Integrity, noun, the quality of being honest and having strong moral principles; moral uprightness. -Oxford Languages
In laymen’s terms, integrity is often described as, “Doing the right thing, even though no one is watching.”
When I think about the current election season, this word and meaning keep coming to mind.
If you’ve been out and about lately, you have probably seen the number of political signs steadily increasing throughout Kyle. It started with just a couple, but it seems as if a new one is being added nearly daily.
I was spending some extra time waiting for a train in downtown Kyle the other day, when I noticed something missing from a shocking number of the signs: a right-of-way disclaimer.
You see, according to Sec. 225.001 of the Texas Election Code, “(a) The following notice must be written on each political advertising sign:
‘NOTICE: IT IS A VIOLATION OF STATE LAW (CHAPTERS 392 AND 393, TRANSPORTATION CODE), TO PLACE THIS SIGN IN THE RIGHT-OF-WAY OF A HIGHWAY.’
(b) A person commits an offense if the person:
(1) knowingly enters into a contract to print or make a political advertising sign that does not contain the notice required by Subsection (a); or
(2) instructs another person to place a political advertising sign that does not contain the notice required by Subsection (a).
(c) An offense under this section is a Class C misdemeanor.
(d) It is an exception to the application of Subsection (b) that the political advertising sign was printed or made before September 1, 1997, and complied with Subsection (a) as it existed immediately before that date.
(e) In this section, ‘political advertising sign’ means a written form of political advertising designed to be seen from a road but does not include a bumper sticker.
This means, all forms of political signage (save bumper stickers) intended to be seen from the road must have the disclaimer regarding the illegality of placing a sign in the right-of-way.
It seems like a small thing, I am sure.
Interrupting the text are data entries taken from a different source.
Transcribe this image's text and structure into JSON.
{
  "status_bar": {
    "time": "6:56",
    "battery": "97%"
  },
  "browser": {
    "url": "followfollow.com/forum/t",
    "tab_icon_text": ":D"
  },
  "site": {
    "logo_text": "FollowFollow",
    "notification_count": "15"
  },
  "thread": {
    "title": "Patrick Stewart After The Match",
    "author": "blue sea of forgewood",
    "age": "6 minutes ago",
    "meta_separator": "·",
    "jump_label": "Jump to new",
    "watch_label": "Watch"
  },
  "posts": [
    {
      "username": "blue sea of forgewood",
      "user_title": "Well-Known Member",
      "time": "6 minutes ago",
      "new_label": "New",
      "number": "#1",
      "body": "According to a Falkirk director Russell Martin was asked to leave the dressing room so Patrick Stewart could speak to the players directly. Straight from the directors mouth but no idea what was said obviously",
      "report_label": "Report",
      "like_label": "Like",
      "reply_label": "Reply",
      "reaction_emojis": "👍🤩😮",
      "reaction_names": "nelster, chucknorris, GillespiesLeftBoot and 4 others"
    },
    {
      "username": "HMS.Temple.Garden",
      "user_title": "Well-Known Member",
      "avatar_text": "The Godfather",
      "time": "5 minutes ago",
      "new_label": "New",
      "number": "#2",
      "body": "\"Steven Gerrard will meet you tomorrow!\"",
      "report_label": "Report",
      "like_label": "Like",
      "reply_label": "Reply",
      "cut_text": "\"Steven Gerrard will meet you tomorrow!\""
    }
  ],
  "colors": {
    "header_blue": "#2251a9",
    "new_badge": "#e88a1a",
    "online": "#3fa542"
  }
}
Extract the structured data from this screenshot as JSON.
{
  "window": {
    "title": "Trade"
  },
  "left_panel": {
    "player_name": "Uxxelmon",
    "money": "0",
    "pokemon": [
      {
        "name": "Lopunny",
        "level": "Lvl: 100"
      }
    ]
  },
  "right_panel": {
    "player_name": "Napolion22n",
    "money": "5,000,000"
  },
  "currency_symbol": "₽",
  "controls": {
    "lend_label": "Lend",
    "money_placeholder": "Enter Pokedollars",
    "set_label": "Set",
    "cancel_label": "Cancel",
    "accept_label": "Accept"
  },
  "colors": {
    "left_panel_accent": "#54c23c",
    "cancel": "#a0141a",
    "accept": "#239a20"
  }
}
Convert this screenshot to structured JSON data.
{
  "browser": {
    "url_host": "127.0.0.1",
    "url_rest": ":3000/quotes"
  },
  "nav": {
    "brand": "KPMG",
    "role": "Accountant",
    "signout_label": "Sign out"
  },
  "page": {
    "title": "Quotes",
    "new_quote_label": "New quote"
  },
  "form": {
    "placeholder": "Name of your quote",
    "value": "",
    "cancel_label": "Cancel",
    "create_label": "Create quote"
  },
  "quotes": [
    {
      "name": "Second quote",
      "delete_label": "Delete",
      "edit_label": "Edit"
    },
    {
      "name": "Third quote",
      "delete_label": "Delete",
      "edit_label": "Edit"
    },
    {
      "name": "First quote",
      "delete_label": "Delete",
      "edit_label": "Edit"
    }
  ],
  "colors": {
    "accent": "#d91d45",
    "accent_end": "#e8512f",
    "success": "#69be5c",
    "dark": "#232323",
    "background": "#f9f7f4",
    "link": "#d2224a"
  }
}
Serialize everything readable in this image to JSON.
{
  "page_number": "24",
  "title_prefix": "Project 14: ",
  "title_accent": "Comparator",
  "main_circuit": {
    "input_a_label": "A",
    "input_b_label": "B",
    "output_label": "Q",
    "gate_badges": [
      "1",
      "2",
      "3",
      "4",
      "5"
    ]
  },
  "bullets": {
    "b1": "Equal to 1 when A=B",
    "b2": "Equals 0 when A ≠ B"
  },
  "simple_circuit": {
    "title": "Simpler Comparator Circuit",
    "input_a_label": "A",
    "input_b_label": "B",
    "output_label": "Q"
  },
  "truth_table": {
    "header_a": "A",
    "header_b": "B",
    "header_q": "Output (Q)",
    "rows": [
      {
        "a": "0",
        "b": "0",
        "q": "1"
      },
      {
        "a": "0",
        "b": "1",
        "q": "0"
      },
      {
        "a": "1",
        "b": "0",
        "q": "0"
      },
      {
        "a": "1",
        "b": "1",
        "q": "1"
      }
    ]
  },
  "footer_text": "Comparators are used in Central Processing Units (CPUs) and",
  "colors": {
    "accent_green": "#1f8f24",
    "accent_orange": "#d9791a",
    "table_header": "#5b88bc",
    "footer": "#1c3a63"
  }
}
But that brings me back to integrity.
If the election officials in the county are not doing anything about it, which —judging by the fact that the signs are still up — they aren’t, does that make it okay?
I believe it does not. I believe that the people I want to represent me should be looking at the “small things” because those become the big things down the road.
When someone takes a political office, they have a duty to uphold the laws of the body of which they are sworn into. But I can tell you that a lot of that upholding (or lack thereof) happens behind the scenes.
If our candidates cannot even manage a simple disclosure for something that is plastered all around the city, what faith do I have that they will speak for the best interests of the people day in and day out behind closed doors?
From the time this publishes, election day will be less than one week away. I encourage you to spend that time doing your research. Look at the history of the people running for office. Do they maintain integrity? Do their actions match their words? And maybe, just maybe, check out their signs on the way into city hall. You might be surprised.